**PROBLEM TO SOLVE**
Check every line of the data below for the string "Sharing", and copy the ones that hold it.

** Opening EXTRACTED MATERIAL block **

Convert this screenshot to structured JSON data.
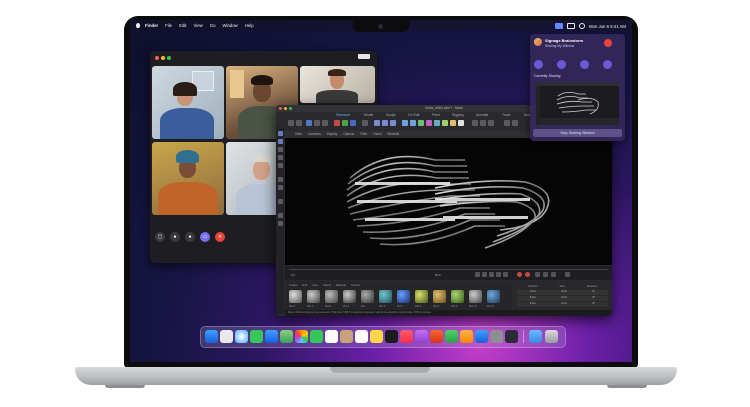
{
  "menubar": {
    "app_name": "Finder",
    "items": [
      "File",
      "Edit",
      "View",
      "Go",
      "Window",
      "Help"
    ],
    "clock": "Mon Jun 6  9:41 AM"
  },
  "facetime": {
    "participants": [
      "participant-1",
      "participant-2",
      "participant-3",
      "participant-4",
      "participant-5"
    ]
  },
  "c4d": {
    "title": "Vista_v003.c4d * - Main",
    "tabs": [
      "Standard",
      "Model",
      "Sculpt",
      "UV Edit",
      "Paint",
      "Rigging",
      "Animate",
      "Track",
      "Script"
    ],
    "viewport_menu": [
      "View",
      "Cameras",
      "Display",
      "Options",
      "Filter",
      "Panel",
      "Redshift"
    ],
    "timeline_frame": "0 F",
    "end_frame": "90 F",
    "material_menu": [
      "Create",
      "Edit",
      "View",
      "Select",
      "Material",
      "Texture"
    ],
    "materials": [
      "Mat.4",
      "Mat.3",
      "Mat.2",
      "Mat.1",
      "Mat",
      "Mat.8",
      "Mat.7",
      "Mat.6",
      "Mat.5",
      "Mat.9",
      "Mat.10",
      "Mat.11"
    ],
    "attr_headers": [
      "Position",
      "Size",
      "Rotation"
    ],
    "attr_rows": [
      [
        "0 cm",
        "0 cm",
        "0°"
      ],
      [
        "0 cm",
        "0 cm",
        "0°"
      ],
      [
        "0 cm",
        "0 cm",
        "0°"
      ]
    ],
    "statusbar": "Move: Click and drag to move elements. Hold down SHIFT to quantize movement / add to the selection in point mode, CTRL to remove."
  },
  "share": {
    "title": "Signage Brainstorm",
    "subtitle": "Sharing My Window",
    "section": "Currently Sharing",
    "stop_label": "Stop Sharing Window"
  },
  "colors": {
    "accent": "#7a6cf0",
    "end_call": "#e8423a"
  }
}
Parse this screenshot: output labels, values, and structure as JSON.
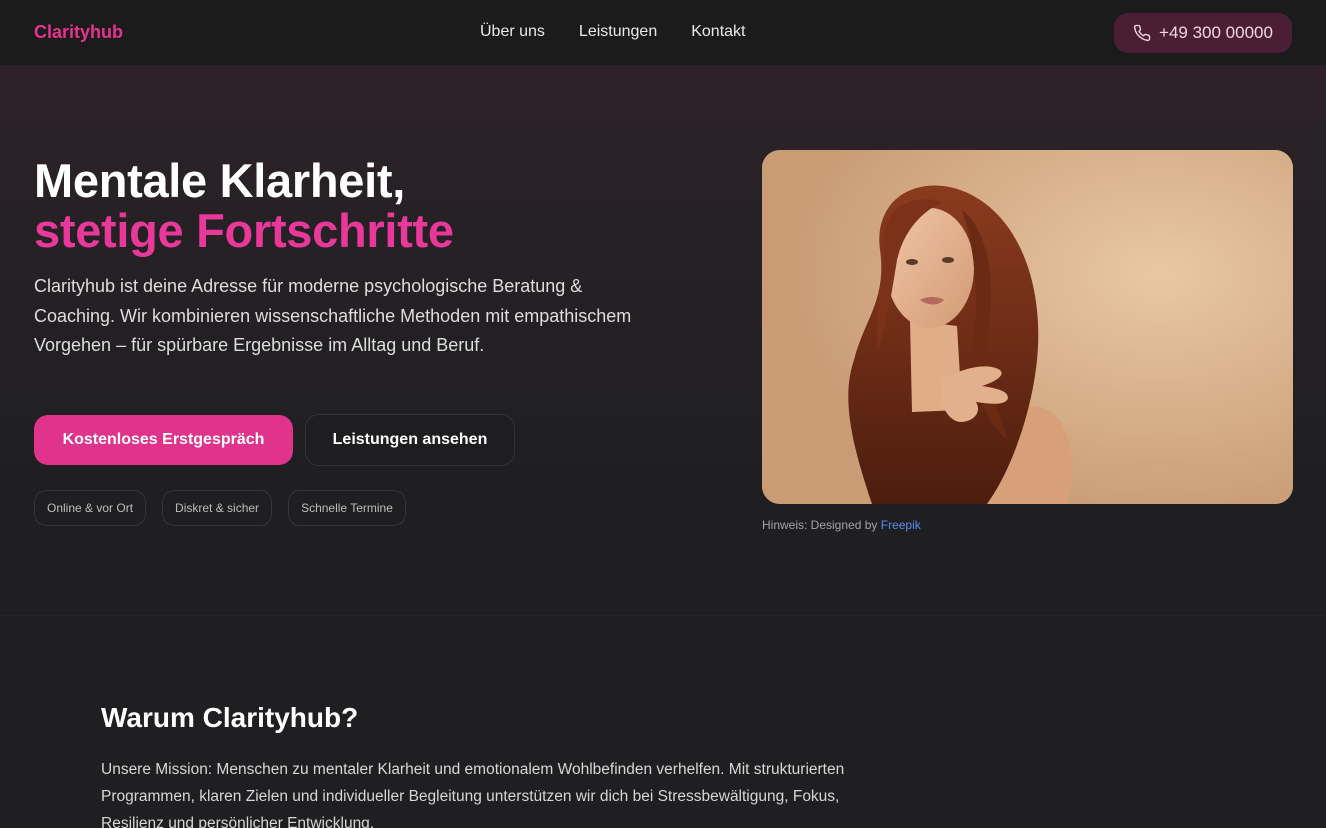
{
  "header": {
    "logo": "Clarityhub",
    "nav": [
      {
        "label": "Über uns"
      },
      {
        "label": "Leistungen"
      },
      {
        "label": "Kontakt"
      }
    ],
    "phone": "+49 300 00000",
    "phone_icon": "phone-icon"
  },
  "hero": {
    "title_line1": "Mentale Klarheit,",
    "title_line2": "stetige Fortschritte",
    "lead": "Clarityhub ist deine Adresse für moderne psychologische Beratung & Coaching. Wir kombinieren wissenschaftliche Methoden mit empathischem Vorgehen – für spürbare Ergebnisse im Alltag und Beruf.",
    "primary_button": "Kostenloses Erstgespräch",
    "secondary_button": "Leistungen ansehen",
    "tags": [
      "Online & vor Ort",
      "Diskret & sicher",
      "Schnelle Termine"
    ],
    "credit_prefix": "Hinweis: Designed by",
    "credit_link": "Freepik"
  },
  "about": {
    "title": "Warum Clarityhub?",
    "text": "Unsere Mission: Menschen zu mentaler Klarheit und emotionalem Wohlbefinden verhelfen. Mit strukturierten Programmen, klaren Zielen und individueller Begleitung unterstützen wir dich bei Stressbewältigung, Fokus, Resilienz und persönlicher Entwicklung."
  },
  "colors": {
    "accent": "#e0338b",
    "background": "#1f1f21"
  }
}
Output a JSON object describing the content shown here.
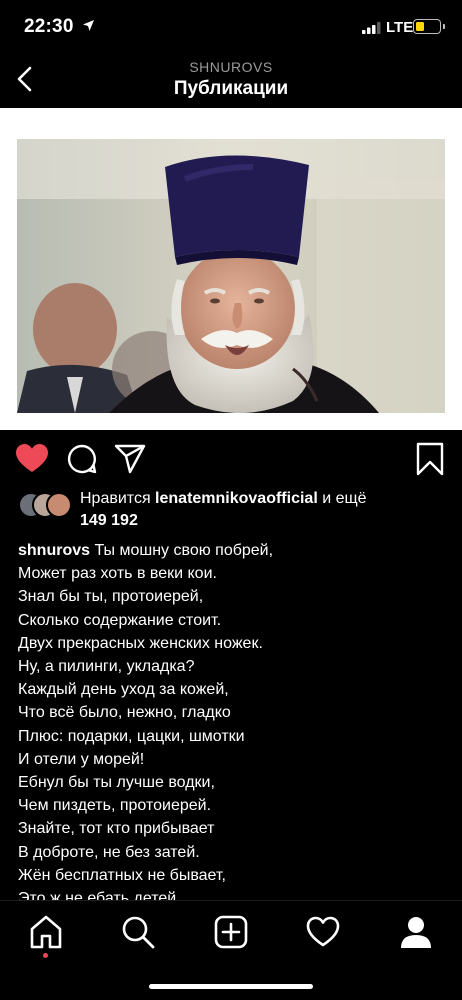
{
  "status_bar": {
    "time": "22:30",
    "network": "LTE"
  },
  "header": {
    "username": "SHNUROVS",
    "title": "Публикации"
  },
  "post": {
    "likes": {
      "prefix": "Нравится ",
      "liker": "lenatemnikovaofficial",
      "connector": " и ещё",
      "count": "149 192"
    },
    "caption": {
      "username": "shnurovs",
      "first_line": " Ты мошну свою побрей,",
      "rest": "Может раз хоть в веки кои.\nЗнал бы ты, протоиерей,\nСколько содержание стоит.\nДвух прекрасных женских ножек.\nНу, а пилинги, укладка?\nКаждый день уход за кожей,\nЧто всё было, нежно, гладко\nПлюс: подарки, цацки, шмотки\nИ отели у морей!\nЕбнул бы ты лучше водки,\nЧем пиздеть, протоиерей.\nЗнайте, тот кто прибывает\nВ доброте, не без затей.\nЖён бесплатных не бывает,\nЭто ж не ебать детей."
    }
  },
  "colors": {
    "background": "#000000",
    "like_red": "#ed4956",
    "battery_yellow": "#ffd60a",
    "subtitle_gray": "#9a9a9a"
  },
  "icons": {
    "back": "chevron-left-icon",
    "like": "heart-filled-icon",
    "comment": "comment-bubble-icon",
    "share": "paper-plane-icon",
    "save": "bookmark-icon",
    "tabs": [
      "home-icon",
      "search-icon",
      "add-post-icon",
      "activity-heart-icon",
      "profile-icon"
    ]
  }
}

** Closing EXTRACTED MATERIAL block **
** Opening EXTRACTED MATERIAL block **

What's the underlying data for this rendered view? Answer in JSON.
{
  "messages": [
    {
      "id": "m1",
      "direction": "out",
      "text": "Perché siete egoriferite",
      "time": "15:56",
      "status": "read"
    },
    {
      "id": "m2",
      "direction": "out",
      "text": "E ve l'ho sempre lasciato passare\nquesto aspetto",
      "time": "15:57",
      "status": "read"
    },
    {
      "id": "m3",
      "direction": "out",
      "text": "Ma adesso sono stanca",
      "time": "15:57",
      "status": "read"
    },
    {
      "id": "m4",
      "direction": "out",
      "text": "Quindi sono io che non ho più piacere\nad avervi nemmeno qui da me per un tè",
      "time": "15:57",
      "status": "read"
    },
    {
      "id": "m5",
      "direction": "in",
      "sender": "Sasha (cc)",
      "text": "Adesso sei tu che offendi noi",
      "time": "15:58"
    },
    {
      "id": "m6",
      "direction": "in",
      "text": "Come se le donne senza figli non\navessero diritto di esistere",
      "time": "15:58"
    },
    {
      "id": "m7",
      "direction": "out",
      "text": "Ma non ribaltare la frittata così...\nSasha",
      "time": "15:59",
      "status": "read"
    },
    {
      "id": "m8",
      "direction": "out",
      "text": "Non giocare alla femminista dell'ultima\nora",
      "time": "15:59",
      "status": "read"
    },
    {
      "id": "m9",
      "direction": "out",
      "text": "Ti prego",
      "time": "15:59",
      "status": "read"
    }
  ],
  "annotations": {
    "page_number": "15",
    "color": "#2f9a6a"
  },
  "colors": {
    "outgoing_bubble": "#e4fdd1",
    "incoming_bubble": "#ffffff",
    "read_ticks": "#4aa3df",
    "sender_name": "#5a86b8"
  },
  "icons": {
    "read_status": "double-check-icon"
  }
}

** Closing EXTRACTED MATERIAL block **
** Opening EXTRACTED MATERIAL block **

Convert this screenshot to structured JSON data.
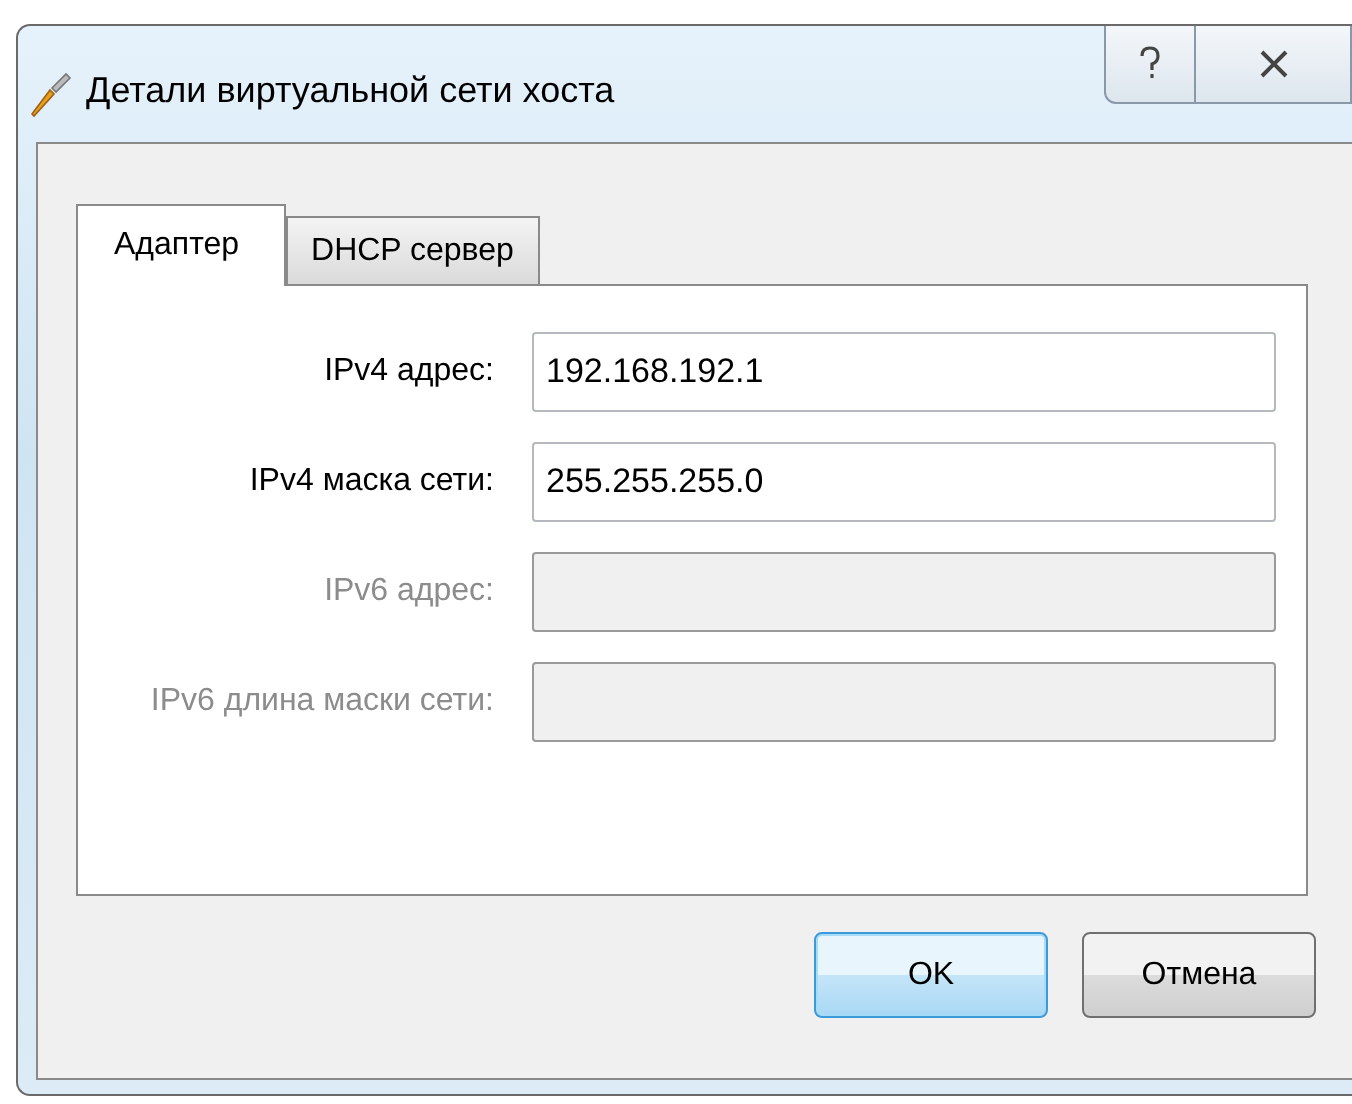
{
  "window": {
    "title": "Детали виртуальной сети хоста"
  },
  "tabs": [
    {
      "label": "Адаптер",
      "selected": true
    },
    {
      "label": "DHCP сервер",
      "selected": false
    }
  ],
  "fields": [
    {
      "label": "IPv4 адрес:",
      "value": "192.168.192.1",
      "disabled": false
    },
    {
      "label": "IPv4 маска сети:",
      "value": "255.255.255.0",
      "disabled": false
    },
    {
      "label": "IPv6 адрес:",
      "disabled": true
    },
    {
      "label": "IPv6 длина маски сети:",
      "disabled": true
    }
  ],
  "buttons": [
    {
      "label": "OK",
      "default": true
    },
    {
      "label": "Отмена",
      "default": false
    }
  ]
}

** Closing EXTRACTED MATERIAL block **

**COMPLETED TASK**
    "subtitle": "Sharing My Window",
    "section": "Currently Sharing",
    "stop_label": "Stop Sharing Window"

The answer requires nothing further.